* _Collected data entries_
+-------+

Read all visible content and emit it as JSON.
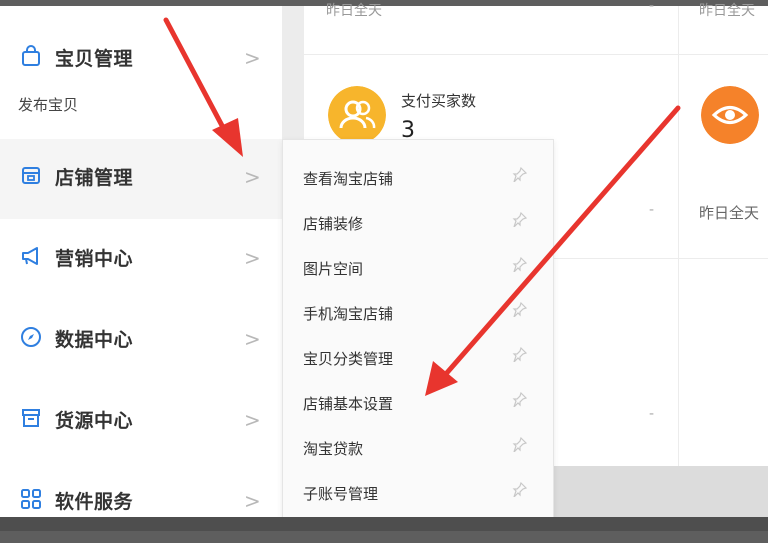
{
  "sidebar": {
    "items": [
      {
        "label": "宝贝管理",
        "icon": "shopping-bag-icon",
        "sub": "发布宝贝"
      },
      {
        "label": "店铺管理",
        "icon": "store-icon"
      },
      {
        "label": "营销中心",
        "icon": "megaphone-icon"
      },
      {
        "label": "数据中心",
        "icon": "compass-icon"
      },
      {
        "label": "货源中心",
        "icon": "archive-box-icon"
      },
      {
        "label": "软件服务",
        "icon": "apps-grid-icon"
      }
    ],
    "chevron": ">"
  },
  "submenu": {
    "items": [
      {
        "label": "查看淘宝店铺"
      },
      {
        "label": "店铺装修"
      },
      {
        "label": "图片空间"
      },
      {
        "label": "手机淘宝店铺"
      },
      {
        "label": "宝贝分类管理"
      },
      {
        "label": "店铺基本设置"
      },
      {
        "label": "淘宝贷款"
      },
      {
        "label": "子账号管理"
      }
    ]
  },
  "main": {
    "top_left_faded": "昨日全天",
    "top_right_faded": "昨日全天",
    "dash": "-",
    "stat1": {
      "label": "支付买家数",
      "value": "3",
      "icon": "users-icon"
    },
    "stat2": {
      "icon": "eye-icon",
      "subtitle": "昨日全天"
    }
  },
  "colors": {
    "accent_yellow": "#f7b52c",
    "accent_orange": "#f5822a",
    "arrow_red": "#e8352e"
  }
}
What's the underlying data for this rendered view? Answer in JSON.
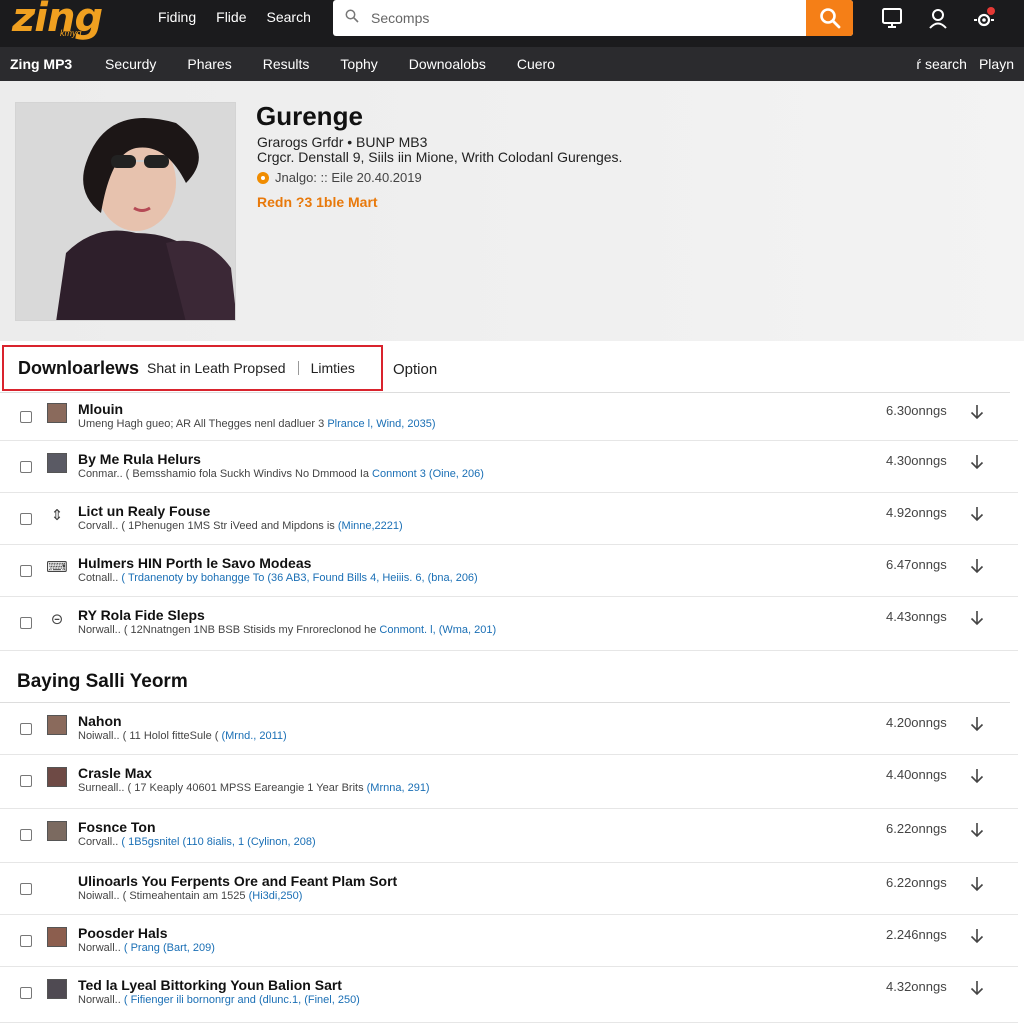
{
  "brand": {
    "logo": "zing",
    "logo_sub": "kmyg",
    "colors": {
      "accent": "#f57f17",
      "highlight": "#d9232d",
      "link": "#1a6fb5"
    }
  },
  "topnav": [
    "Fiding",
    "Flide",
    "Search"
  ],
  "search": {
    "placeholder": "Secomps",
    "icon": "search-icon"
  },
  "top_icons": [
    "monitor-icon",
    "user-icon",
    "settings-icon"
  ],
  "nav2": {
    "brand": "Zing MP3",
    "items": [
      "Securdy",
      "Phares",
      "Results",
      "Tophy",
      "Downoalobs",
      "Cuero"
    ],
    "right": [
      "ŕ search",
      "Playn"
    ]
  },
  "artist": {
    "name": "Gurenge",
    "meta1": "Grarogs Grfdr  •  BUNP MB3",
    "meta2": "Crgcr. Denstall 9, Siils iin Mione, Writh Colodanl Gurenges.",
    "meta3": "Jnalgo: :: Eile 20.40.2019",
    "meta4": "Redn ?3 1ble Mart"
  },
  "tabs": {
    "main": "Downloarlews",
    "sub": "Shat in Leath Propsed",
    "limits": "Limties",
    "option": "Option"
  },
  "list1": [
    {
      "title": "Mlouin",
      "sub": "Umeng Hagh gueo; AR All Thegges nenl dadluer 3 ",
      "link": "Plrance l, Wind, 2035)",
      "size": "6.30onngs",
      "thumb": "photo"
    },
    {
      "title": "By Me Rula Helurs",
      "sub": "Conmar..  ( Bemsshamio fola Suckh Windivs No Dmmood Ia ",
      "link": "Conmont 3 (Oine, 206)",
      "size": "4.30onngs",
      "thumb": "photo"
    },
    {
      "title": "Lict un Realy Fouse",
      "sub": "Corvall..  ( 1Phenugen 1MS Str iVeed and Mipdons is ",
      "link": "(Minne,2221)",
      "size": "4.92onngs",
      "thumb": "glyph",
      "glyph": "⇕"
    },
    {
      "title": "Hulmers HIN Porth le Savo Modeas",
      "sub": "Cotnall..  ",
      "link": "( Trdanenoty by bohangge To (36 AB3, Found Bills 4, Heiiis. 6, (bna, 206)",
      "size": "6.47onngs",
      "thumb": "glyph",
      "glyph": "⌨"
    },
    {
      "title": "RY Rola Fide Sleps",
      "sub": "Norwall..  ( 12Nnatngen 1NB BSB Stisids my Fnroreclonod he ",
      "link": "Conmont. l, (Wma, 201)",
      "size": "4.43onngs",
      "thumb": "glyph",
      "glyph": "⊝"
    }
  ],
  "section2_title": "Baying Salli Yeorm",
  "list2": [
    {
      "title": "Nahon",
      "sub": "Noiwall..  ( 11 Holol fitteSule ( ",
      "link": "(Mrnd., 2011)",
      "size": "4.20onngs",
      "thumb": "photo"
    },
    {
      "title": "Crasle Max",
      "sub": "Surneall..  ( 17 Keaply 40601 MPSS Eareangie 1 Year Brits ",
      "link": "(Mrnna, 291)",
      "size": "4.40onngs",
      "thumb": "photo"
    },
    {
      "title": "Fosnce Ton",
      "sub": "Corvall..  ",
      "link": "( 1B5gsnitel (110 8ialis, 1 (Cylinon, 208)",
      "size": "6.22onngs",
      "thumb": "photo"
    },
    {
      "title": "Ulinoarls You Ferpents Ore and Feant Plam Sort",
      "sub": "Noiwall..  ( Stimeahentain am 1525 ",
      "link": "(Hi3di,250)",
      "size": "6.22onngs",
      "thumb": "none"
    },
    {
      "title": "Poosder Hals",
      "sub": "Norwall..  ",
      "link": "( Prang (Bart, 209)",
      "size": "2.246nngs",
      "thumb": "photo"
    },
    {
      "title": "Ted la Lyeal Bittorking Youn Balion Sart",
      "sub": "Norwall..  ",
      "link": "( Fifienger ili bornonrgr and (dlunc.1, (Finel, 250)",
      "size": "4.32onngs",
      "thumb": "photo"
    }
  ]
}
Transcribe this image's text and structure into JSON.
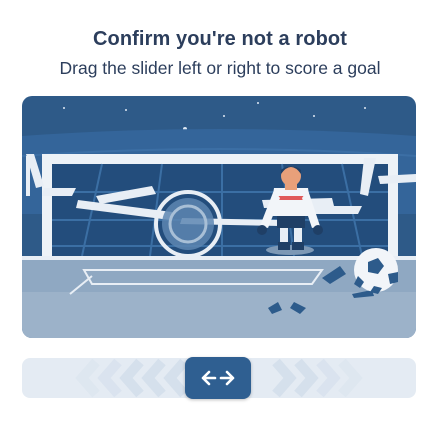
{
  "captcha": {
    "title": "Confirm you're not a robot",
    "instruction": "Drag the slider left or right to score a goal"
  },
  "scene": {
    "elements": [
      "night-sky",
      "goal-net",
      "goalkeeper",
      "soccer-ball",
      "target-ring",
      "pitch-lines"
    ]
  },
  "slider": {
    "handle_icon": "left-right-arrows-icon",
    "track_pattern": "chevron-arrows"
  },
  "colors": {
    "text": "#2c3e5c",
    "accent": "#2f5f91",
    "track": "#e4ebf3"
  }
}
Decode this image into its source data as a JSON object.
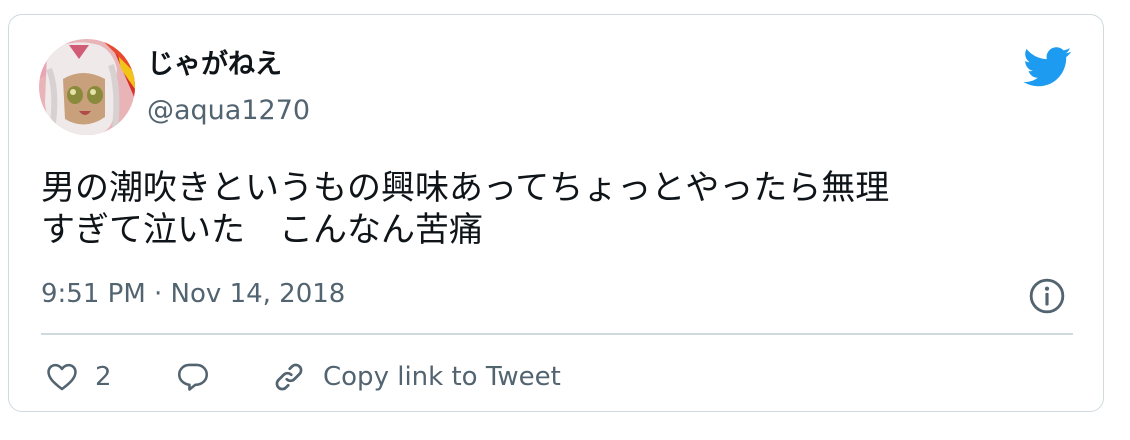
{
  "user": {
    "display_name": "じゃがねえ",
    "handle": "@aqua1270"
  },
  "tweet": {
    "text_lines": [
      "男の潮吹きというもの興味あってちょっとやったら無理",
      "すぎて泣いた　こんなん苦痛"
    ],
    "timestamp": "9:51 PM · Nov 14, 2018"
  },
  "actions": {
    "like_count": "2",
    "copy_link_label": "Copy link to Tweet"
  },
  "icons": {
    "brand": "twitter-bird-icon",
    "info": "info-icon",
    "like": "heart-icon",
    "reply": "reply-bubble-icon",
    "copy": "link-icon"
  },
  "colors": {
    "brand": "#1d9bf0",
    "text": "#0f1419",
    "secondary": "#536471",
    "border": "#cfd9de"
  }
}
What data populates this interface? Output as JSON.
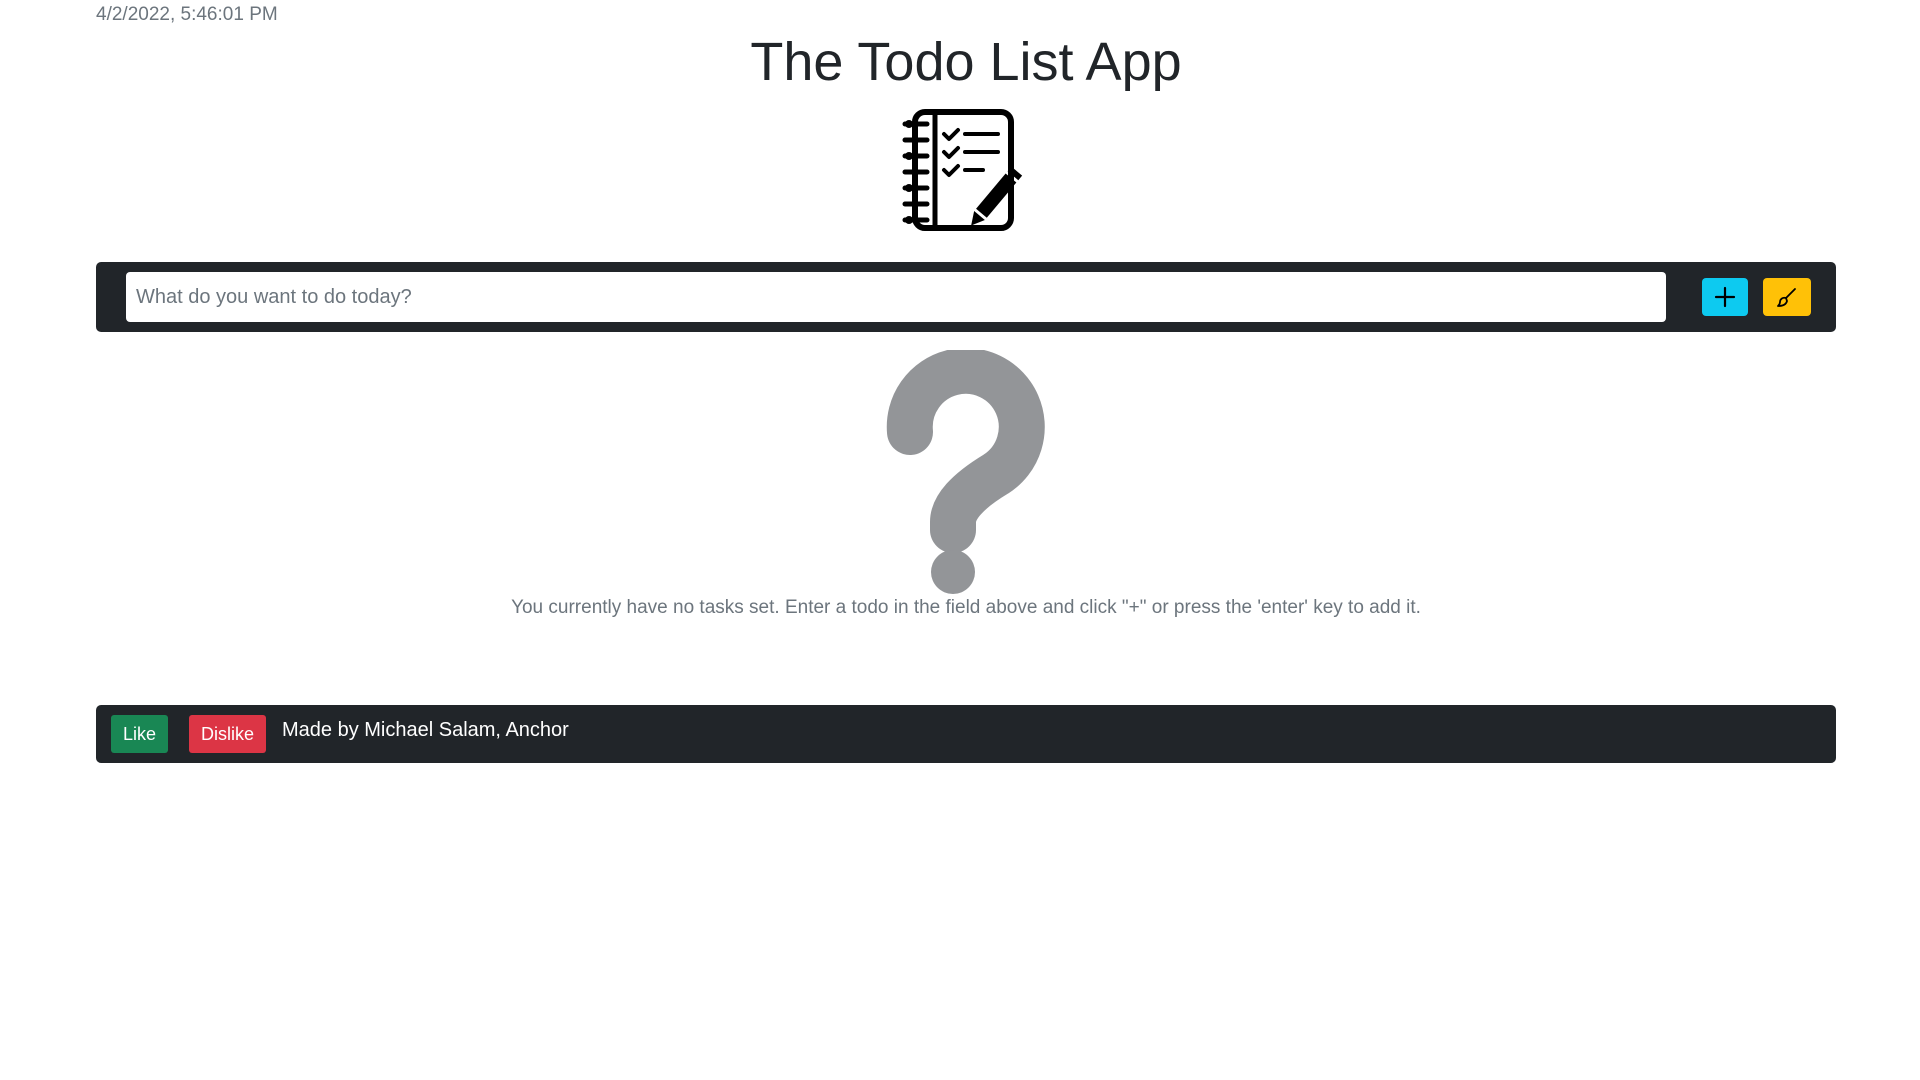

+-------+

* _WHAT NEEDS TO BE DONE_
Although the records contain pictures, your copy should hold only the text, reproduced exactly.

* _PROBLEM SOLUTION_
Read all visible content and emit it as JSON.
{
  "sidebar": {
    "items": [
      {
        "label": "宝贝管理",
        "icon": "shopping-bag-icon",
        "sub": "发布宝贝"
      },
      {
        "label": "店铺管理",
        "icon": "store-icon"
      },
      {
        "label": "营销中心",
        "icon": "megaphone-icon"
      },
      {
        "label": "数据中心",
        "icon": "compass-icon"
      },
      {
        "label": "货源中心",
        "icon": "archive-box-icon"
      },
      {
        "label": "软件服务",
        "icon": "apps-grid-icon"
      }
    ],
    "chevron": ">"
  },
  "submenu": {
    "items": [
      {
        "label": "查看淘宝店铺"
      },
      {
        "label": "店铺装修"
      },
      {
        "label": "图片空间"
      },
      {
        "label": "手机淘宝店铺"
      },
      {
        "label": "宝贝分类管理"
      },
      {
        "label": "店铺基本设置"
      },
      {
        "label": "淘宝贷款"
      },
      {
        "label": "子账号管理"
      }
    ]
  },
  "main": {
    "top_left_faded": "昨日全天",
    "top_right_faded": "昨日全天",
    "dash": "-",
    "stat1": {
      "label": "支付买家数",
      "value": "3",
      "icon": "users-icon"
    },
    "stat2": {
      "icon": "eye-icon",
      "subtitle": "昨日全天"
    }
  },
  "colors": {
    "accent_yellow": "#f7b52c",
    "accent_orange": "#f5822a",
    "arrow_red": "#e8352e"
  }
}
What's the underlying data for this rendered view? Answer in JSON.
{
  "brand": {
    "logo": "zing",
    "logo_sub": "kmyg",
    "colors": {
      "accent": "#f57f17",
      "highlight": "#d9232d",
      "link": "#1a6fb5"
    }
  },
  "topnav": [
    "Fiding",
    "Flide",
    "Search"
  ],
  "search": {
    "placeholder": "Secomps",
    "icon": "search-icon"
  },
  "top_icons": [
    "monitor-icon",
    "user-icon",
    "settings-icon"
  ],
  "nav2": {
    "brand": "Zing MP3",
    "items": [
      "Securdy",
      "Phares",
      "Results",
      "Tophy",
      "Downoalobs",
      "Cuero"
    ],
    "right": [
      "ŕ search",
      "Playn"
    ]
  },
  "artist": {
    "name": "Gurenge",
    "meta1": "Grarogs Grfdr  •  BUNP MB3",
    "meta2": "Crgcr. Denstall 9, Siils iin Mione, Writh Colodanl Gurenges.",
    "meta3": "Jnalgo: :: Eile 20.40.2019",
    "meta4": "Redn ?3 1ble Mart"
  },
  "tabs": {
    "main": "Downloarlews",
    "sub": "Shat in Leath Propsed",
    "limits": "Limties",
    "option": "Option"
  },
  "list1": [
    {
      "title": "Mlouin",
      "sub": "Umeng Hagh gueo; AR All Thegges nenl dadluer 3 ",
      "link": "Plrance l, Wind, 2035)",
      "size": "6.30onngs",
      "thumb": "photo"
    },
    {
      "title": "By Me Rula Helurs",
      "sub": "Conmar..  ( Bemsshamio fola Suckh Windivs No Dmmood Ia ",
      "link": "Conmont 3 (Oine, 206)",
      "size": "4.30onngs",
      "thumb": "photo"
    },
    {
      "title": "Lict un Realy Fouse",
      "sub": "Corvall..  ( 1Phenugen 1MS Str iVeed and Mipdons is ",
      "link": "(Minne,2221)",
      "size": "4.92onngs",
      "thumb": "glyph",
      "glyph": "⇕"
    },
    {
      "title": "Hulmers HIN Porth le Savo Modeas",
      "sub": "Cotnall..  ",
      "link": "( Trdanenoty by bohangge To (36 AB3, Found Bills 4, Heiiis. 6, (bna, 206)",
      "size": "6.47onngs",
      "thumb": "glyph",
      "glyph": "⌨"
    },
    {
      "title": "RY Rola Fide Sleps",
      "sub": "Norwall..  ( 12Nnatngen 1NB BSB Stisids my Fnroreclonod he ",
      "link": "Conmont. l, (Wma, 201)",
      "size": "4.43onngs",
      "thumb": "glyph",
      "glyph": "⊝"
    }
  ],
  "section2_title": "Baying Salli Yeorm",
  "list2": [
    {
      "title": "Nahon",
      "sub": "Noiwall..  ( 11 Holol fitteSule ( ",
      "link": "(Mrnd., 2011)",
      "size": "4.20onngs",
      "thumb": "photo"
    },
    {
      "title": "Crasle Max",
      "sub": "Surneall..  ( 17 Keaply 40601 MPSS Eareangie 1 Year Brits ",
      "link": "(Mrnna, 291)",
      "size": "4.40onngs",
      "thumb": "photo"
    },
    {
      "title": "Fosnce Ton",
      "sub": "Corvall..  ",
      "link": "( 1B5gsnitel (110 8ialis, 1 (Cylinon, 208)",
      "size": "6.22onngs",
      "thumb": "photo"
    },
    {
      "title": "Ulinoarls You Ferpents Ore and Feant Plam Sort",
      "sub": "Noiwall..  ( Stimeahentain am 1525 ",
      "link": "(Hi3di,250)",
      "size": "6.22onngs",
      "thumb": "none"
    },
    {
      "title": "Poosder Hals",
      "sub": "Norwall..  ",
      "link": "( Prang (Bart, 209)",
      "size": "2.246nngs",
      "thumb": "photo"
    },
    {
      "title": "Ted la Lyeal Bittorking Youn Balion Sart",
      "sub": "Norwall..  ",
      "link": "( Fifienger ili bornonrgr and (dlunc.1, (Finel, 250)",
      "size": "4.32onngs",
      "thumb": "photo"
    }
  ]
}
Transcribe this image's text and structure into JSON.
{
  "captcha": {
    "title": "Confirm you're not a robot",
    "instruction": "Drag the slider left or right to score a goal"
  },
  "scene": {
    "elements": [
      "night-sky",
      "goal-net",
      "goalkeeper",
      "soccer-ball",
      "target-ring",
      "pitch-lines"
    ]
  },
  "slider": {
    "handle_icon": "left-right-arrows-icon",
    "track_pattern": "chevron-arrows"
  },
  "colors": {
    "text": "#2c3e5c",
    "accent": "#2f5f91",
    "track": "#e4ebf3"
  }
}
Decode this image into its source data as a JSON object.
{
  "user": {
    "display_name": "じゃがねえ",
    "handle": "@aqua1270"
  },
  "tweet": {
    "text_lines": [
      "男の潮吹きというもの興味あってちょっとやったら無理",
      "すぎて泣いた　こんなん苦痛"
    ],
    "timestamp": "9:51 PM · Nov 14, 2018"
  },
  "actions": {
    "like_count": "2",
    "copy_link_label": "Copy link to Tweet"
  },
  "icons": {
    "brand": "twitter-bird-icon",
    "info": "info-icon",
    "like": "heart-icon",
    "reply": "reply-bubble-icon",
    "copy": "link-icon"
  },
  "colors": {
    "brand": "#1d9bf0",
    "text": "#0f1419",
    "secondary": "#536471",
    "border": "#cfd9de"
  }
}
What data populates this interface? Output as JSON.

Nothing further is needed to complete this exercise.